[[ DATA TO EXAMINE, beginning ]]

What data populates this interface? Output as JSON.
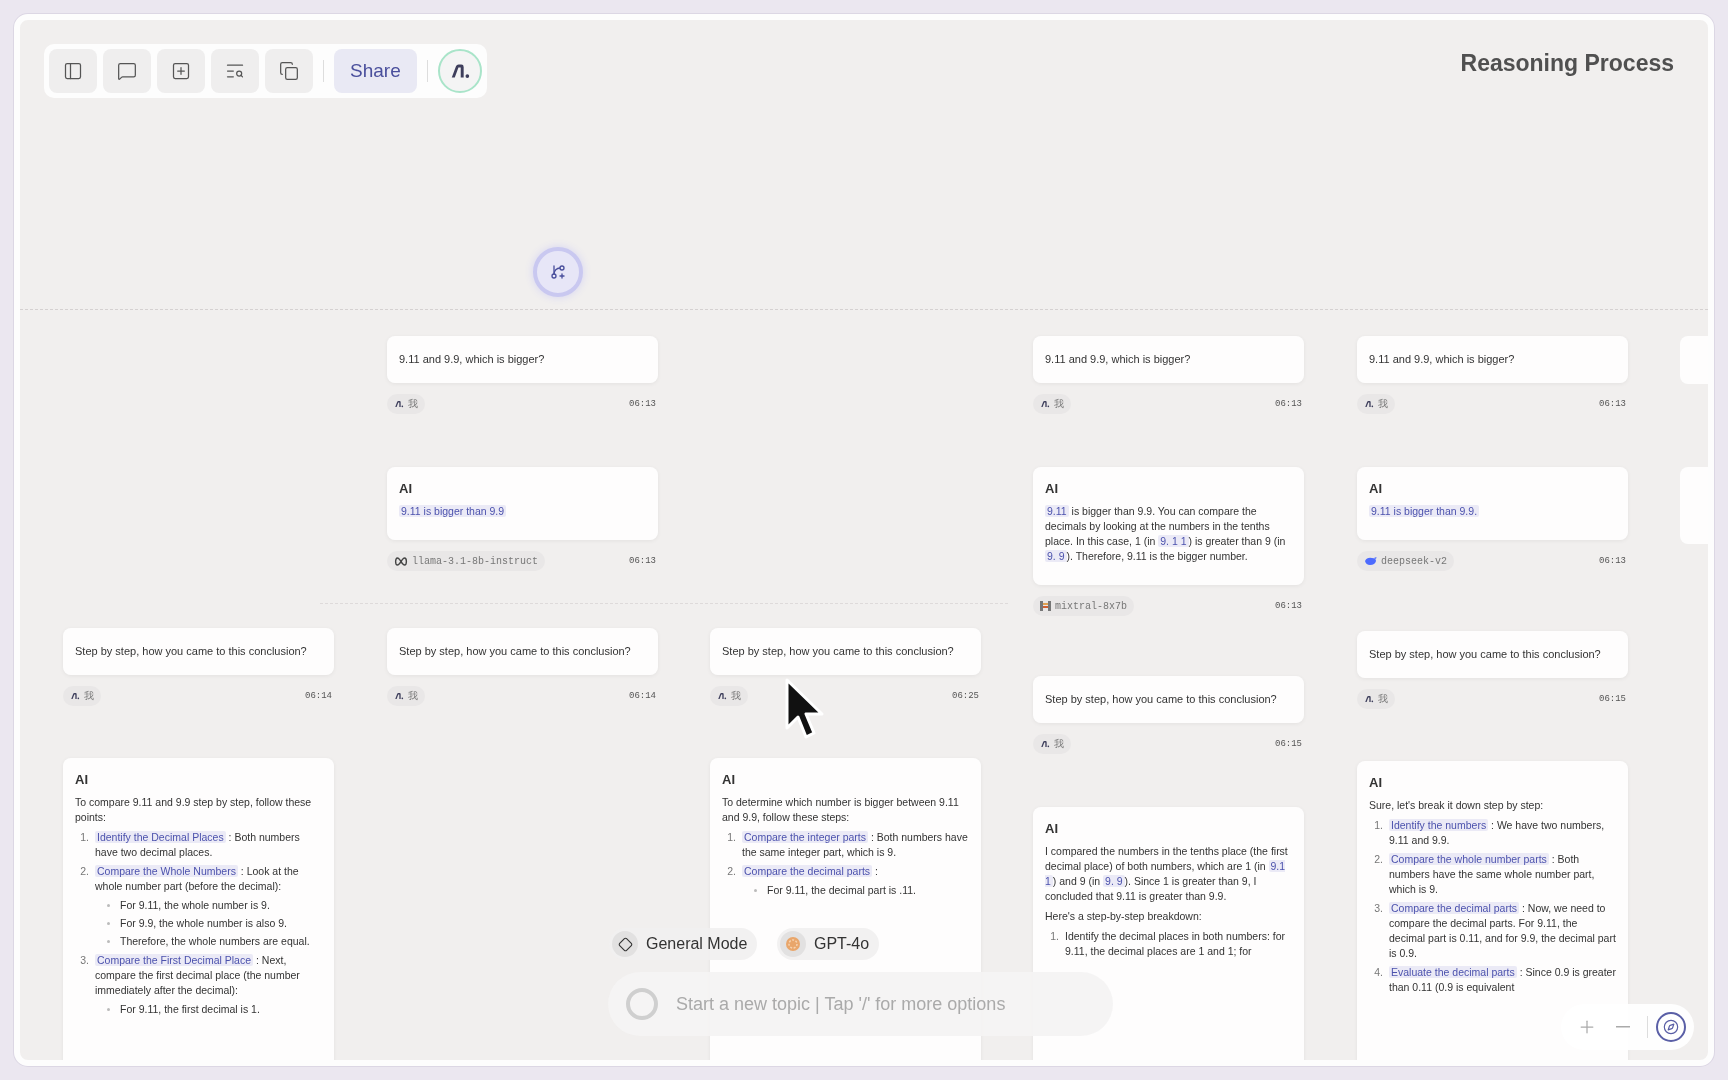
{
  "title": "Reasoning Process",
  "toolbar": {
    "tools": [
      {
        "kind": "sidebar"
      },
      {
        "kind": "comment"
      },
      {
        "kind": "new"
      },
      {
        "kind": "search"
      },
      {
        "kind": "copy"
      }
    ],
    "share": "Share"
  },
  "columns": [
    [
      {
        "kind": "question",
        "text": "Step by step, how you came to this conclusion?",
        "author": {
          "kind": "user",
          "label": "我"
        },
        "time": "06:14"
      },
      {
        "kind": "answer",
        "title": "AI",
        "blocks": [
          {
            "kind": "p",
            "segments": [
              {
                "text": "To compare 9.11 and 9.9 step by step, follow these points:",
                "highlight": false
              }
            ]
          },
          {
            "kind": "ol",
            "items": [
              {
                "number": "1.",
                "segments": [
                  {
                    "text": "Identify the Decimal Places",
                    "highlight": true
                  },
                  {
                    "text": " : Both numbers have two decimal places.",
                    "highlight": false
                  }
                ]
              },
              {
                "number": "2.",
                "segments": [
                  {
                    "text": "Compare the Whole Numbers",
                    "highlight": true
                  },
                  {
                    "text": " : Look at the whole number part (before the decimal):",
                    "highlight": false
                  }
                ],
                "children": [
                  "For 9.11, the whole number is 9.",
                  "For 9.9, the whole number is also 9.",
                  "Therefore, the whole numbers are equal."
                ]
              },
              {
                "number": "3.",
                "segments": [
                  {
                    "text": "Compare the First Decimal Place",
                    "highlight": true
                  },
                  {
                    "text": " : Next, compare the first decimal place (the number immediately after the decimal):",
                    "highlight": false
                  }
                ],
                "children": [
                  "For 9.11, the first decimal is 1."
                ]
              }
            ]
          }
        ]
      }
    ],
    [
      {
        "kind": "question",
        "text": "9.11 and 9.9, which is bigger?",
        "author": {
          "kind": "user",
          "label": "我"
        },
        "time": "06:13"
      },
      {
        "kind": "answer",
        "title": "AI",
        "blocks": [
          {
            "kind": "p",
            "segments": [
              {
                "text": "9.11 is bigger than 9.9",
                "highlight": true
              }
            ]
          }
        ],
        "author": {
          "kind": "meta",
          "label": "llama-3.1-8b-instruct"
        },
        "time": "06:13"
      },
      {
        "kind": "question",
        "text": "Step by step, how you came to this conclusion?",
        "author": {
          "kind": "user",
          "label": "我"
        },
        "time": "06:14"
      }
    ],
    [
      {
        "kind": "question",
        "text": "Step by step, how you came to this conclusion?",
        "author": {
          "kind": "user",
          "label": "我"
        },
        "time": "06:25"
      },
      {
        "kind": "answer",
        "title": "AI",
        "blocks": [
          {
            "kind": "p",
            "segments": [
              {
                "text": "To determine which number is bigger between 9.11 and 9.9, follow these steps:",
                "highlight": false
              }
            ]
          },
          {
            "kind": "ol",
            "items": [
              {
                "number": "1.",
                "segments": [
                  {
                    "text": "Compare the integer parts",
                    "highlight": true
                  },
                  {
                    "text": " : Both numbers have the same integer part, which is 9.",
                    "highlight": false
                  }
                ]
              },
              {
                "number": "2.",
                "segments": [
                  {
                    "text": "Compare the decimal parts",
                    "highlight": true
                  },
                  {
                    "text": " :",
                    "highlight": false
                  }
                ],
                "children": [
                  "For 9.11, the decimal part is .11."
                ]
              }
            ]
          }
        ]
      }
    ],
    [
      {
        "kind": "question",
        "text": "9.11 and 9.9, which is bigger?",
        "author": {
          "kind": "user",
          "label": "我"
        },
        "time": "06:13"
      },
      {
        "kind": "answer",
        "title": "AI",
        "blocks": [
          {
            "kind": "p",
            "segments": [
              {
                "text": "9.11",
                "highlight": true
              },
              {
                "text": " is bigger than 9.9. You can compare the decimals by looking at the numbers in the tenths place. In this case, 1 (in ",
                "highlight": false
              },
              {
                "text": "9. 1 1",
                "highlight": true
              },
              {
                "text": ") is greater than 9 (in ",
                "highlight": false
              },
              {
                "text": "9. 9",
                "highlight": true
              },
              {
                "text": "). Therefore, 9.11 is the bigger number.",
                "highlight": false
              }
            ]
          }
        ],
        "author": {
          "kind": "mistral",
          "label": "mixtral-8x7b"
        },
        "time": "06:13"
      },
      {
        "kind": "question",
        "text": "Step by step, how you came to this conclusion?",
        "author": {
          "kind": "user",
          "label": "我"
        },
        "time": "06:15"
      },
      {
        "kind": "answer",
        "title": "AI",
        "blocks": [
          {
            "kind": "p",
            "segments": [
              {
                "text": "I compared the numbers in the tenths place (the first decimal place) of both numbers, which are 1 (in ",
                "highlight": false
              },
              {
                "text": "9.1 1",
                "highlight": true
              },
              {
                "text": ") and 9 (in ",
                "highlight": false
              },
              {
                "text": "9. 9",
                "highlight": true
              },
              {
                "text": "). Since 1 is greater than 9, I concluded that 9.11 is greater than 9.9.",
                "highlight": false
              }
            ]
          },
          {
            "kind": "p",
            "segments": [
              {
                "text": "Here's a step-by-step breakdown:",
                "highlight": false
              }
            ]
          },
          {
            "kind": "ol",
            "items": [
              {
                "number": "1.",
                "segments": [
                  {
                    "text": "Identify the decimal places in both numbers: for 9.11, the decimal places are 1 and 1; for",
                    "highlight": false
                  }
                ]
              }
            ]
          }
        ]
      }
    ],
    [
      {
        "kind": "question",
        "text": "9.11 and 9.9, which is bigger?",
        "author": {
          "kind": "user",
          "label": "我"
        },
        "time": "06:13"
      },
      {
        "kind": "answer",
        "title": "AI",
        "blocks": [
          {
            "kind": "p",
            "segments": [
              {
                "text": "9.11 is bigger than 9.9.",
                "highlight": true
              }
            ]
          }
        ],
        "author": {
          "kind": "deepseek",
          "label": "deepseek-v2"
        },
        "time": "06:13"
      },
      {
        "kind": "question",
        "text": "Step by step, how you came to this conclusion?",
        "author": {
          "kind": "user",
          "label": "我"
        },
        "time": "06:15"
      },
      {
        "kind": "answer",
        "title": "AI",
        "blocks": [
          {
            "kind": "p",
            "segments": [
              {
                "text": "Sure, let's break it down step by step:",
                "highlight": false
              }
            ]
          },
          {
            "kind": "ol",
            "items": [
              {
                "number": "1.",
                "segments": [
                  {
                    "text": "Identify the numbers",
                    "highlight": true
                  },
                  {
                    "text": " : We have two numbers, 9.11 and 9.9.",
                    "highlight": false
                  }
                ]
              },
              {
                "number": "2.",
                "segments": [
                  {
                    "text": "Compare the whole number parts",
                    "highlight": true
                  },
                  {
                    "text": " : Both numbers have the same whole number part, which is 9.",
                    "highlight": false
                  }
                ]
              },
              {
                "number": "3.",
                "segments": [
                  {
                    "text": "Compare the decimal parts",
                    "highlight": true
                  },
                  {
                    "text": " : Now, we need to compare the decimal parts. For 9.11, the decimal part is 0.11, and for 9.9, the decimal part is 0.9.",
                    "highlight": false
                  }
                ]
              },
              {
                "number": "4.",
                "segments": [
                  {
                    "text": "Evaluate the decimal parts",
                    "highlight": true
                  },
                  {
                    "text": " : Since 0.9 is greater than 0.11 (0.9 is equivalent",
                    "highlight": false
                  }
                ]
              }
            ]
          }
        ]
      }
    ]
  ],
  "mode": {
    "label": "General Mode"
  },
  "model": {
    "label": "GPT-4o"
  },
  "composer": {
    "placeholder": "Start a new topic | Tap '/' for more options"
  },
  "zoom_controls": [
    {
      "kind": "zoom_in"
    },
    {
      "kind": "zoom_out"
    },
    {
      "kind": "locate"
    }
  ]
}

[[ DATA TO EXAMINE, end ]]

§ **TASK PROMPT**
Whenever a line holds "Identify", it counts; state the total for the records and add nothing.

§ **YOUR SOLUTION**
3